You are asked to filter the data below and copy every line holding "screenshot".

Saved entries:
☆ ☆ ☆ ☆

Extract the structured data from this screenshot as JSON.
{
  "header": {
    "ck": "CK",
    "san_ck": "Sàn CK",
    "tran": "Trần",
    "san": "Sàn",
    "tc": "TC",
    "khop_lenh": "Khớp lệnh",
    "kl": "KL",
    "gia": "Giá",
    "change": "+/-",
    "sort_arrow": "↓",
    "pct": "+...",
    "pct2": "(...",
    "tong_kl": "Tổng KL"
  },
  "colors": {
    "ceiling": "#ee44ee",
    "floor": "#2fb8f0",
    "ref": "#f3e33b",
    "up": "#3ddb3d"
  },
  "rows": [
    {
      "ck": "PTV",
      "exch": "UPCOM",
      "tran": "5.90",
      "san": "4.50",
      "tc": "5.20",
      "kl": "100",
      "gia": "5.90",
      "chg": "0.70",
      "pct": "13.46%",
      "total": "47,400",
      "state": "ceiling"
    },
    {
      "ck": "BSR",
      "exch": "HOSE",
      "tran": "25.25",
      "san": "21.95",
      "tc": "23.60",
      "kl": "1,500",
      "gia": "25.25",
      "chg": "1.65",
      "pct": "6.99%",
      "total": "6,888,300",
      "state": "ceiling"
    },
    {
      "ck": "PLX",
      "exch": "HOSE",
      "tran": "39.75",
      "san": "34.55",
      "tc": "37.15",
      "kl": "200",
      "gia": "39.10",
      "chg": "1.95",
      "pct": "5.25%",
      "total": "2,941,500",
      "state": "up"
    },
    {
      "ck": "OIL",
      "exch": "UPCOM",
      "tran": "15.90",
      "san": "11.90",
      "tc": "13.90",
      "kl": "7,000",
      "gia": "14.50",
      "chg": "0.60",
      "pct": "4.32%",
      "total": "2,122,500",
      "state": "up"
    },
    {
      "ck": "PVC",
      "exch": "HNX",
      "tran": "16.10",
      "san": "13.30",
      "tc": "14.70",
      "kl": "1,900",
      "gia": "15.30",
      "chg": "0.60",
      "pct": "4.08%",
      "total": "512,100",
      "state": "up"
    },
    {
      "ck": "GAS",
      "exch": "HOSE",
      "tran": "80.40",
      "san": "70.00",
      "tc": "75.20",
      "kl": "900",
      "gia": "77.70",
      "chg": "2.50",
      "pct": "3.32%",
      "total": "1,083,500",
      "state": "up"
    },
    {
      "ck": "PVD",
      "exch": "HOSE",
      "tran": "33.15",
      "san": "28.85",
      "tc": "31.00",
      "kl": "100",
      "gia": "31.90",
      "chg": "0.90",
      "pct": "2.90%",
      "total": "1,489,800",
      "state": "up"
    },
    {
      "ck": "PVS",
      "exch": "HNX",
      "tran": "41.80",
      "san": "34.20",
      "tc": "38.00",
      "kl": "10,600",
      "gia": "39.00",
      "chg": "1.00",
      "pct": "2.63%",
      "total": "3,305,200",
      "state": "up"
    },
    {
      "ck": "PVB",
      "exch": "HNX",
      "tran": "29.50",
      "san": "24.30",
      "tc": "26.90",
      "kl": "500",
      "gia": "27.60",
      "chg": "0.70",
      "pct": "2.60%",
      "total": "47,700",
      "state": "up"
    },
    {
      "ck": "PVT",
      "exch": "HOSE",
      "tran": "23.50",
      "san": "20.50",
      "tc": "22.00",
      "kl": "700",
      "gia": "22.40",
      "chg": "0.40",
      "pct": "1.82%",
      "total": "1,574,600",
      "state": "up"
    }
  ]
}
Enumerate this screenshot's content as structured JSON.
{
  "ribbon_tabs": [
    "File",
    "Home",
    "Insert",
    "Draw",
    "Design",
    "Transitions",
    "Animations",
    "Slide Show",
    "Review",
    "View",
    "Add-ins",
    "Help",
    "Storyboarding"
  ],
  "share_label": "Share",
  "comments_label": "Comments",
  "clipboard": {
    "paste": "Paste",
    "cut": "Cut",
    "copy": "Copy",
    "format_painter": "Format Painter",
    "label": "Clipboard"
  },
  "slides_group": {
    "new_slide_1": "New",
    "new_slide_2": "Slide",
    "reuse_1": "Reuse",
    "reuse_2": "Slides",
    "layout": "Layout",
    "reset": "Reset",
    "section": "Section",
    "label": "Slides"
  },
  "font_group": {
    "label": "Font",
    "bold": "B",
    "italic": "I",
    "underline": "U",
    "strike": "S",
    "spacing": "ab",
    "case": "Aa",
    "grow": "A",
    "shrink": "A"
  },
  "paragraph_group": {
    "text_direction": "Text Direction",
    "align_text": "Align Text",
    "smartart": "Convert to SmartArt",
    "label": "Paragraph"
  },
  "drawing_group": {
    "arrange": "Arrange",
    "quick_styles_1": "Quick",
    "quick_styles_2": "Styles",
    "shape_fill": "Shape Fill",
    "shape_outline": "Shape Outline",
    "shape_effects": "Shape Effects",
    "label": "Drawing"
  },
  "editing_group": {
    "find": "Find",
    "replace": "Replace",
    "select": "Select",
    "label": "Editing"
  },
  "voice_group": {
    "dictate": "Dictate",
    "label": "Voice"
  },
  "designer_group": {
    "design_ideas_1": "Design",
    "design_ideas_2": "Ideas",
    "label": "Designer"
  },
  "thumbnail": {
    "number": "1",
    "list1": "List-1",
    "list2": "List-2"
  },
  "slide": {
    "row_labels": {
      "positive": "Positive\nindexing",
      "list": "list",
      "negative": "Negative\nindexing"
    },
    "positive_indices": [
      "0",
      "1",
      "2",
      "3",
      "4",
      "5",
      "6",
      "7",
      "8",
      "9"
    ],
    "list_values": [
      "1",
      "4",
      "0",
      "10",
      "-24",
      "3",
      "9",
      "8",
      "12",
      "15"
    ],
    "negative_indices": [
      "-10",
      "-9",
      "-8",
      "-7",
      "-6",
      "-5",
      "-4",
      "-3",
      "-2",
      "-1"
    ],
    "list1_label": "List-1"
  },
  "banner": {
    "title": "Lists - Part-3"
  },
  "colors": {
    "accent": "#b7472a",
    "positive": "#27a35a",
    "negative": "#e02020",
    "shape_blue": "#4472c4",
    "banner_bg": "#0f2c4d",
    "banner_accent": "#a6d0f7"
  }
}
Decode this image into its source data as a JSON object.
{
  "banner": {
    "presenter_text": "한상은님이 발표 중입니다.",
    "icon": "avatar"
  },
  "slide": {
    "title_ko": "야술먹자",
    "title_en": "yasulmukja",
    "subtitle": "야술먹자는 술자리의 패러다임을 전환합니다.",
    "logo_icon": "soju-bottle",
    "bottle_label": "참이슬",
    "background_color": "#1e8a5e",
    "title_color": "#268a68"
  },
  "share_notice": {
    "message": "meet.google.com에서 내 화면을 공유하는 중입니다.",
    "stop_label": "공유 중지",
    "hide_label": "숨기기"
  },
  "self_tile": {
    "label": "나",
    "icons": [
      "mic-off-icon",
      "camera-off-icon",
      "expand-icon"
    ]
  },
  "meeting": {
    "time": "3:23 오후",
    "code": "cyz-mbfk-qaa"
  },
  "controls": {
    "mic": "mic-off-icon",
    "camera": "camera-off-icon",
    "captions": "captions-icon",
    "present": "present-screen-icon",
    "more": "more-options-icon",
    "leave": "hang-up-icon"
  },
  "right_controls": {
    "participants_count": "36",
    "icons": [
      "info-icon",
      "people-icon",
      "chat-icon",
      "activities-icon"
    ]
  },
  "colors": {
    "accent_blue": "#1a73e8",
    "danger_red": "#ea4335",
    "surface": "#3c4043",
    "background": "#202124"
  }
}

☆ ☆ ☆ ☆

> [RESPONSE]
Extract the structured data from this screenshot as JSON.
Enumerate this screenshot's content as structured JSON.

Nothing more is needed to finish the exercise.